  • Disable AutoPlay to prevent the automatic launching of executable files on network and removable drives, and disconnect the drives when not required. If write access is not required, enable read-only mode if the option is available.
  • Turn off file sharing if not needed. If file sharing is required, use ACLs and password protection to limit access. Disable anonymous access to shared folders. Grant access only to user accounts with strong passwords to folders that must be shared.
  • Turn off and remove unnecessary services. By default, many operating systems install auxiliary services that are not critical. These services are avenues of attack. If they are removed, threats have less avenues of attack.
  • If a threat exploits one or more network services, disable, or block access to, those services until a patch is applied.
  • Always keep your patch levels up-to-date, especially on computers that host public services and are accessible through the firewall, such as HTTP, FTP, mail, and DNS services.
  • Configure your email server to block or remove email that contains file attachments that are commonly used to spread threats, such as .vbs, .bat, .exe, .pif and .scr files.
  • Isolate compromised computers quickly to prevent threats from spreading further. Perform a forensic analysis and restore the computers using trusted media.
  • Train employees not to open attachments unless they are expecting them. Also, do not execute software that is downloaded from the Internet unless it has been scanned for viruses. Simply visiting a compromised Web site can cause infection if certain browser vulnerabilities are not patched.
  • If Bluetooth is not required for mobile devices, it should be turned off. If you require its use, ensure that the device's visibility is set to "Hidden" so that it cannot be scanned by other Bluetooth devices. If device pairing must be used, ensure that all devices are set to "Unauthorized", requiring authorization for each connection request. Do not accept applications that are unsigned or sent from unknown sources.
  • For further information on the terms used in this document, please refer to the Security Response glossary.

Writeup By: Brian Ewell

Discovered: June 08, 2001
Updated: February 13, 2007 11:54:25 AM
Also Known As: VBS.Pando, VBS/Pando
Type: Virus

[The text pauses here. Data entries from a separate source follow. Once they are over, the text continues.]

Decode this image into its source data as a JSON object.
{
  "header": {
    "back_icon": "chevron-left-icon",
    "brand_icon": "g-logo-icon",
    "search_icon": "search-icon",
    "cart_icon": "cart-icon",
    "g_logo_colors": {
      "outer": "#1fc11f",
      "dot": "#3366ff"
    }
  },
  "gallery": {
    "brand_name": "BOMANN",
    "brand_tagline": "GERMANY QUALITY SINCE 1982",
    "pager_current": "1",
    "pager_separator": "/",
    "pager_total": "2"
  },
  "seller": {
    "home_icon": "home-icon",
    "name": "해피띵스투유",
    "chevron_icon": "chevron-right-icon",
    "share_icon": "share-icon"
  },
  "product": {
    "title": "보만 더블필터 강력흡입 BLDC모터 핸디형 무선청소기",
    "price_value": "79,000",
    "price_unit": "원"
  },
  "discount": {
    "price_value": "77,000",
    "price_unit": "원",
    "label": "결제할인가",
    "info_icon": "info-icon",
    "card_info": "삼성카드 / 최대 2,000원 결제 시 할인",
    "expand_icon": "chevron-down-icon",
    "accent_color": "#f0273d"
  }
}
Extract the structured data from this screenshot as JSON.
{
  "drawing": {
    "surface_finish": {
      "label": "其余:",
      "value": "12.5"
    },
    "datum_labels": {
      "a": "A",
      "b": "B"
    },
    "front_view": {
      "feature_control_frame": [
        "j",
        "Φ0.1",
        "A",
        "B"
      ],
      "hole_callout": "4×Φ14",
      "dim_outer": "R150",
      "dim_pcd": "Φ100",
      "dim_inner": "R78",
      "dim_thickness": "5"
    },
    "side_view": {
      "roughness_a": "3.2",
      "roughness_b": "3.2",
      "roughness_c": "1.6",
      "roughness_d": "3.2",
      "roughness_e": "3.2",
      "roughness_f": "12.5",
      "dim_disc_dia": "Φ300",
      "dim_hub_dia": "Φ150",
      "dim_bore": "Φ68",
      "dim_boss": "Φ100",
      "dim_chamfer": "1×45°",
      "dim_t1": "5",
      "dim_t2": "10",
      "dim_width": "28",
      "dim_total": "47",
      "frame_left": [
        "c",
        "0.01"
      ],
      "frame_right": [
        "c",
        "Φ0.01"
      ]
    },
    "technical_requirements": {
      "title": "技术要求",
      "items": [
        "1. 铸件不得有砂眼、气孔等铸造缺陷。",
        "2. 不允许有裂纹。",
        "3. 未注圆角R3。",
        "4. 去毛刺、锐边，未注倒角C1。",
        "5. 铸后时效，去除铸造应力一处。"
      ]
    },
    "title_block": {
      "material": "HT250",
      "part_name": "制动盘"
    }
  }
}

  1. Run LiveUpdate to make sure that you have the most recent virus definitions.
  2. Start Norton AntiVirus (NAV), and run a full system scan, making sure that NAV is set to scan all files.
  3. Files detected as VBS.Pando.A should be deleted and restored from backup, if necessary.
  4. Delete Startup.lnk from the StartUp folder.


Writeup By: Brian Ewell